[Records from a data collection]
══════════════════════════════

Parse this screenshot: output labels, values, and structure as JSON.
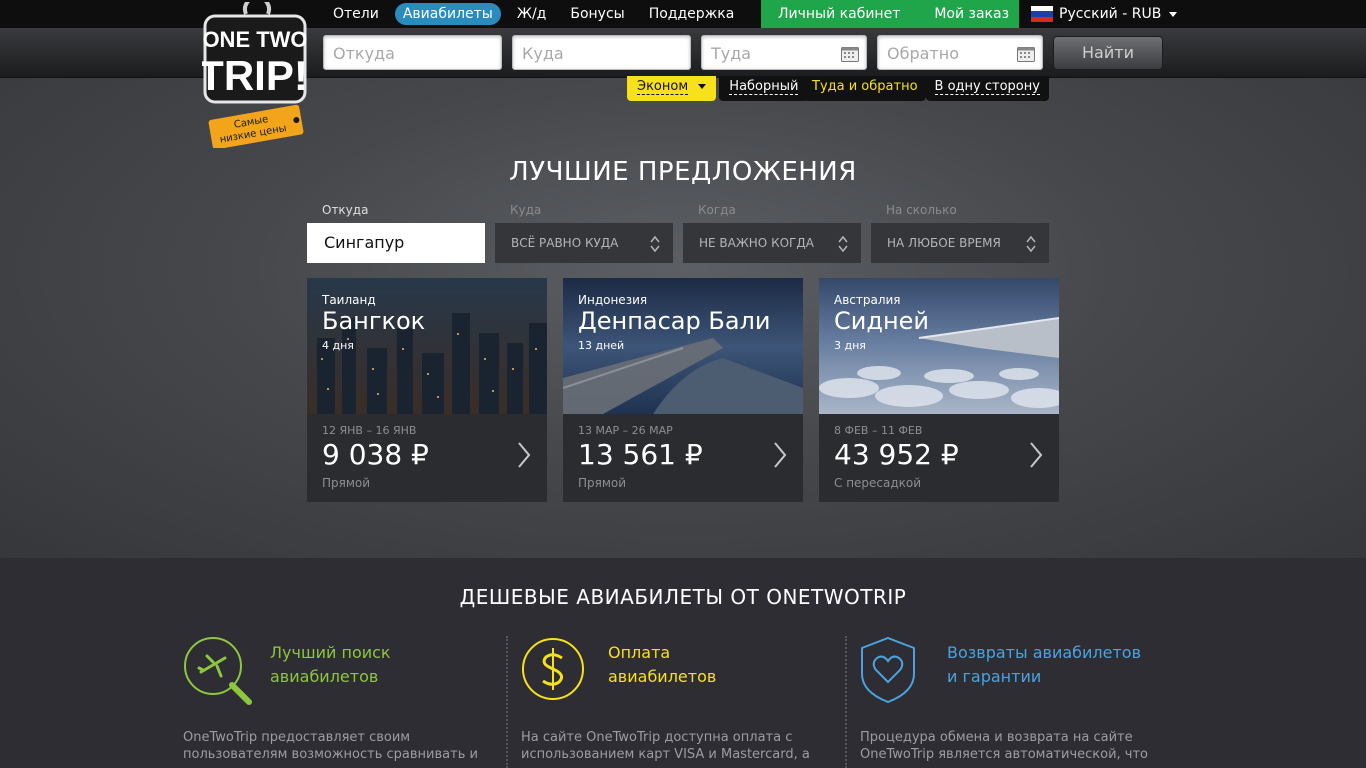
{
  "nav": {
    "items": [
      {
        "label": "Отели",
        "active": false
      },
      {
        "label": "Авиабилеты",
        "active": true
      },
      {
        "label": "Ж/д",
        "active": false
      },
      {
        "label": "Бонусы",
        "active": false
      },
      {
        "label": "Поддержка",
        "active": false
      }
    ],
    "account_label": "Личный кабинет",
    "order_label": "Мой заказ",
    "language_label": "Русский - RUB"
  },
  "logo": {
    "line1": "ONE TWO",
    "line2": "TRIP!",
    "tag_line1": "Самые",
    "tag_line2": "низкие цены"
  },
  "search": {
    "from_placeholder": "Откуда",
    "to_placeholder": "Куда",
    "depart_placeholder": "Туда",
    "return_placeholder": "Обратно",
    "find_label": "Найти"
  },
  "filters": {
    "class_label": "Эконом",
    "multi_label": "Наборный",
    "roundtrip_label": "Туда и обратно",
    "oneway_label": "В одну сторону"
  },
  "offers": {
    "title": "ЛУЧШИЕ ПРЕДЛОЖЕНИЯ",
    "from_label": "Откуда",
    "from_value": "Сингапур",
    "to_label": "Куда",
    "to_value": "ВСЁ РАВНО КУДА",
    "when_label": "Когда",
    "when_value": "НЕ ВАЖНО КОГДА",
    "duration_label": "На сколько",
    "duration_value": "НА ЛЮБОЕ ВРЕМЯ",
    "cards": [
      {
        "country": "Таиланд",
        "city": "Бангкок",
        "days": "4 дня",
        "dates": "12 ЯНВ – 16 ЯНВ",
        "price": "9 038 ₽",
        "type": "Прямой"
      },
      {
        "country": "Индонезия",
        "city": "Денпасар Бали",
        "days": "13 дней",
        "dates": "13 МАР – 26 МАР",
        "price": "13 561 ₽",
        "type": "Прямой"
      },
      {
        "country": "Австралия",
        "city": "Сидней",
        "days": "3 дня",
        "dates": "8 ФЕВ – 11 ФЕВ",
        "price": "43 952 ₽",
        "type": "С пересадкой"
      }
    ]
  },
  "features": {
    "title": "ДЕШЕВЫЕ АВИАБИЛЕТЫ ОТ ONETWOTRIP",
    "items": [
      {
        "title_line1": "Лучший поиск",
        "title_line2": "авиабилетов",
        "color": "#8dc63f",
        "text_line1": "OneTwoTrip предоставляет своим",
        "text_line2": "пользователям возможность сравнивать и"
      },
      {
        "title_line1": "Оплата",
        "title_line2": "авиабилетов",
        "color": "#f7e11a",
        "text_line1": "На сайте OneTwoTrip доступна оплата с",
        "text_line2": "использованием карт VISA и Mastercard, а"
      },
      {
        "title_line1": "Возвраты авиабилетов",
        "title_line2": "и гарантии",
        "color": "#4aa3df",
        "text_line1": "Процедура обмена и возврата на сайте",
        "text_line2": "OneTwoTrip является автоматической, что"
      }
    ]
  },
  "colors": {
    "nav_active": "#2a8bbd",
    "account_green": "#1fa64a",
    "filter_yellow": "#f7e11a"
  }
}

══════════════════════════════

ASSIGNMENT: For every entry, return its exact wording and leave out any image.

REPLY TO THE TASK:
Parse this screenshot: output labels, values, and structure as JSON.
{
  "nav": {
    "items": [
      {
        "label": "Отели",
        "active": false
      },
      {
        "label": "Авиабилеты",
        "active": true
      },
      {
        "label": "Ж/д",
        "active": false
      },
      {
        "label": "Бонусы",
        "active": false
      },
      {
        "label": "Поддержка",
        "active": false
      }
    ],
    "account_label": "Личный кабинет",
    "order_label": "Мой заказ",
    "language_label": "Русский - RUB"
  },
  "logo": {
    "line1": "ONE TWO",
    "line2": "TRIP!",
    "tag_line1": "Самые",
    "tag_line2": "низкие цены"
  },
  "search": {
    "from_placeholder": "Откуда",
    "to_placeholder": "Куда",
    "depart_placeholder": "Туда",
    "return_placeholder": "Обратно",
    "find_label": "Найти"
  },
  "filters": {
    "class_label": "Эконом",
    "multi_label": "Наборный",
    "roundtrip_label": "Туда и обратно",
    "oneway_label": "В одну сторону"
  },
  "offers": {
    "title": "ЛУЧШИЕ ПРЕДЛОЖЕНИЯ",
    "from_label": "Откуда",
    "from_value": "Сингапур",
    "to_label": "Куда",
    "to_value": "ВСЁ РАВНО КУДА",
    "when_label": "Когда",
    "when_value": "НЕ ВАЖНО КОГДА",
    "duration_label": "На сколько",
    "duration_value": "НА ЛЮБОЕ ВРЕМЯ",
    "cards": [
      {
        "country": "Таиланд",
        "city": "Бангкок",
        "days": "4 дня",
        "dates": "12 ЯНВ – 16 ЯНВ",
        "price": "9 038 ₽",
        "type": "Прямой"
      },
      {
        "country": "Индонезия",
        "city": "Денпасар Бали",
        "days": "13 дней",
        "dates": "13 МАР – 26 МАР",
        "price": "13 561 ₽",
        "type": "Прямой"
      },
      {
        "country": "Австралия",
        "city": "Сидней",
        "days": "3 дня",
        "dates": "8 ФЕВ – 11 ФЕВ",
        "price": "43 952 ₽",
        "type": "С пересадкой"
      }
    ]
  },
  "features": {
    "title": "ДЕШЕВЫЕ АВИАБИЛЕТЫ ОТ ONETWOTRIP",
    "items": [
      {
        "title_line1": "Лучший поиск",
        "title_line2": "авиабилетов",
        "color": "#8dc63f",
        "text_line1": "OneTwoTrip предоставляет своим",
        "text_line2": "пользователям возможность сравнивать и"
      },
      {
        "title_line1": "Оплата",
        "title_line2": "авиабилетов",
        "color": "#f7e11a",
        "text_line1": "На сайте OneTwoTrip доступна оплата с",
        "text_line2": "использованием карт VISA и Mastercard, а"
      },
      {
        "title_line1": "Возвраты авиабилетов",
        "title_line2": "и гарантии",
        "color": "#4aa3df",
        "text_line1": "Процедура обмена и возврата на сайте",
        "text_line2": "OneTwoTrip является автоматической, что"
      }
    ]
  },
  "colors": {
    "nav_active": "#2a8bbd",
    "account_green": "#1fa64a",
    "filter_yellow": "#f7e11a"
  }
}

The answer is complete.